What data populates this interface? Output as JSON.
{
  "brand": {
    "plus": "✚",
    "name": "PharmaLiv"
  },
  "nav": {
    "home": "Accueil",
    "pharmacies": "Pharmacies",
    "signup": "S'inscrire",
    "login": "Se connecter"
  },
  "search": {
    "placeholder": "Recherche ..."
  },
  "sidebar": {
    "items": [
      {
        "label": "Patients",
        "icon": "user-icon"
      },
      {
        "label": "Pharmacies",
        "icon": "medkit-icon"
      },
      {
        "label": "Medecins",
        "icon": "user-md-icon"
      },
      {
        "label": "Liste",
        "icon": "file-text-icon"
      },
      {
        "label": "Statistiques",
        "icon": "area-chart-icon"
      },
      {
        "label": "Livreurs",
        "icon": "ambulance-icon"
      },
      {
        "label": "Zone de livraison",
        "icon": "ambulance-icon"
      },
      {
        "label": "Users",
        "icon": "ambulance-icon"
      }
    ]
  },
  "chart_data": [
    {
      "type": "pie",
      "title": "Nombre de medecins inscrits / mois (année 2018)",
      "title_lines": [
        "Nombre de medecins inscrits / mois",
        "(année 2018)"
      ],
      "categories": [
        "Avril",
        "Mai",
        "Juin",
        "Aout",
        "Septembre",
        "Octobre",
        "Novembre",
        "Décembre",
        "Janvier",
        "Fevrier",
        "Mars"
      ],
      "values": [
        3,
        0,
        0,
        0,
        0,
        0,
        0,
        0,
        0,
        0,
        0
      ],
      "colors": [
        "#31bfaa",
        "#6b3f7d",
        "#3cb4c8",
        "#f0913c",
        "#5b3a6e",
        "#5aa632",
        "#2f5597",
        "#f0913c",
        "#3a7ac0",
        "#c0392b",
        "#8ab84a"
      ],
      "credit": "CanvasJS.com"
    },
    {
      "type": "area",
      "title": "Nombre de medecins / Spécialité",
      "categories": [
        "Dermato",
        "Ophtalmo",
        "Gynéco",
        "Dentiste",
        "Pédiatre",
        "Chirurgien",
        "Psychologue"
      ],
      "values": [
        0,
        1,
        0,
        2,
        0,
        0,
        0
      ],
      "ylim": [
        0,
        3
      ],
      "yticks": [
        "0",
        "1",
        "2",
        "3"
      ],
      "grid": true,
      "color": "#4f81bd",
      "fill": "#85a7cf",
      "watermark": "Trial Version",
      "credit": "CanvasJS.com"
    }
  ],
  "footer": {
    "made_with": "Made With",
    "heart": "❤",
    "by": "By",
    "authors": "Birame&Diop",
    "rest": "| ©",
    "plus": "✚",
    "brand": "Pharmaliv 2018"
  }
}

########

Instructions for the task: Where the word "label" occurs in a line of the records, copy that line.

Your solution:
        "label": "Patients",
        "label": "Pharmacies",
        "label": "Medecins",
        "label": "Liste",
        "label": "Statistiques",
        "label": "Livreurs",
        "label": "Zone de livraison",
        "label": "Users",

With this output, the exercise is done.